So when you go for your second opinion I’d just say really quiz them on that MRI. Is it literally totally clear or have they made a clinical judgement that it falls within the realm of what’s ‘normal’. They are not one and the same as I found out!

I also saw an interesting chart recently, where predicted disease progression was plotted. I’ll see if I can find the link in a moment. Essentially the more abilities you retain in the first few years the better the chances that you will retain your abilities long term. No real surprise but potentially reassuring to anyone doing well that each year you keep well, the brighter the future is predicted to be.

https://www.researchgate.net/figure/Patient-derived-Multiple-Sclerosis-Severity-Score-Table_fig2_235682883

Hi @Charl84

On the scan report it states “there is no evidence of demyelination”

I also quizzed them over the phone and they said that there are no lesions on Both MRI’s. Brain and full spine.

When I had the scan it was I felt terrible and had lots of symptoms. The neurologist also said at the appt after the neuro test he doesn’t think it’s MS.

But also doesn’t know what it is either. I am still going for a second opinion.

Thanks for replying :slight_smile:

I’m on the MS journey over 20 years now and have been in DMT’s for most of the journey and I remember asking the neuro if copaxone would help and he said “we’ll see in 20 years time” and I guess, I’m still on my feet and doing relatively well so it has done something but the brain is difficult to fix and everyone is different.

Hi @Redman

Thanks for the comment. :slight_smile:

I’ve had symptoms for 6/7 months now and all MRI’s scans are clear this year.

I also had tingling left arm and pinky finger felt bit numb 4 years ago and Brain and c spine scans came back normal.

I just hope I can recover from all of this.

What do you suggest I do? @Redman

Thanks again.

Difficult one if you haven’t been diagnosed yet but if the symptoms persist - I would push for a 2nd opinion and good luck

A lot my symptoms have gone away

Except for a few new ones that have developed past few weeks

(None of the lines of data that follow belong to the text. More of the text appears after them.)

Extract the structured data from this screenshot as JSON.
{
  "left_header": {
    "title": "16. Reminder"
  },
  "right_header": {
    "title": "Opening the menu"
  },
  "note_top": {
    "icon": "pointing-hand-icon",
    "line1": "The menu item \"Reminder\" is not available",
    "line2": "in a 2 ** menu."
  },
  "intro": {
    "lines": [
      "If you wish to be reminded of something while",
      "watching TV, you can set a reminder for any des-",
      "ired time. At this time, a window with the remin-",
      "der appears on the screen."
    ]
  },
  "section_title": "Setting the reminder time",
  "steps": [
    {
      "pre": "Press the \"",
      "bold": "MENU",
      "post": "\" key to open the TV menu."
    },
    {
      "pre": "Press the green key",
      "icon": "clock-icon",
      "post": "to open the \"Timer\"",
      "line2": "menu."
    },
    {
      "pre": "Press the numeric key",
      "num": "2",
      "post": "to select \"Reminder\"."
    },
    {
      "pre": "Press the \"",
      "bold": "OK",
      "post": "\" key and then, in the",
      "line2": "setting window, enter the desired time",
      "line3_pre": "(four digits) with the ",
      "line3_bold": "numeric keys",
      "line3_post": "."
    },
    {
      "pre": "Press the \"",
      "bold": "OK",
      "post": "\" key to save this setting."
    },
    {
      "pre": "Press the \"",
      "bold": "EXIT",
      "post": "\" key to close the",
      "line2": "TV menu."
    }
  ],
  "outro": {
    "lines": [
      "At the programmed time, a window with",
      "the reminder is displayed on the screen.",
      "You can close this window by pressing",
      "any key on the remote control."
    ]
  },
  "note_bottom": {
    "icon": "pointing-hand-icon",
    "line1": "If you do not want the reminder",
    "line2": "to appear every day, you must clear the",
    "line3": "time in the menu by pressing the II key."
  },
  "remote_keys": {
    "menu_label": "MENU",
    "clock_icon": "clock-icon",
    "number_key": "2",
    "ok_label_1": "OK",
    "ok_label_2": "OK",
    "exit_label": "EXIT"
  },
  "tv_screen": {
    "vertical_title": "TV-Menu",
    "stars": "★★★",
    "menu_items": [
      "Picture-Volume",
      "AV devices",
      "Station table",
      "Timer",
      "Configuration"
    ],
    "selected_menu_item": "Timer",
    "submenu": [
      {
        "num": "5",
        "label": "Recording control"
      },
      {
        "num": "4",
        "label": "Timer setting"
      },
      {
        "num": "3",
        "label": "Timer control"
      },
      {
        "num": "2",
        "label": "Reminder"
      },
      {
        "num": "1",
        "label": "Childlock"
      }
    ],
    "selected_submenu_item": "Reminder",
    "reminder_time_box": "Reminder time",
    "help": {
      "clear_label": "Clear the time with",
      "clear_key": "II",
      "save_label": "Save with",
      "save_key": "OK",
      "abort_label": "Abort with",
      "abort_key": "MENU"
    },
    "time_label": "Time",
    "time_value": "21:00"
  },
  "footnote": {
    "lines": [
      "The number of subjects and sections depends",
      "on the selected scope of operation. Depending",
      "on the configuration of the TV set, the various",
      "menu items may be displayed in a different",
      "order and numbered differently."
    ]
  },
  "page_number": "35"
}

But fatigue brain fog tingling lightheaded and dizziness has all lifted

The symptoms I have now is bit off balance and right leg feels tight

Thanks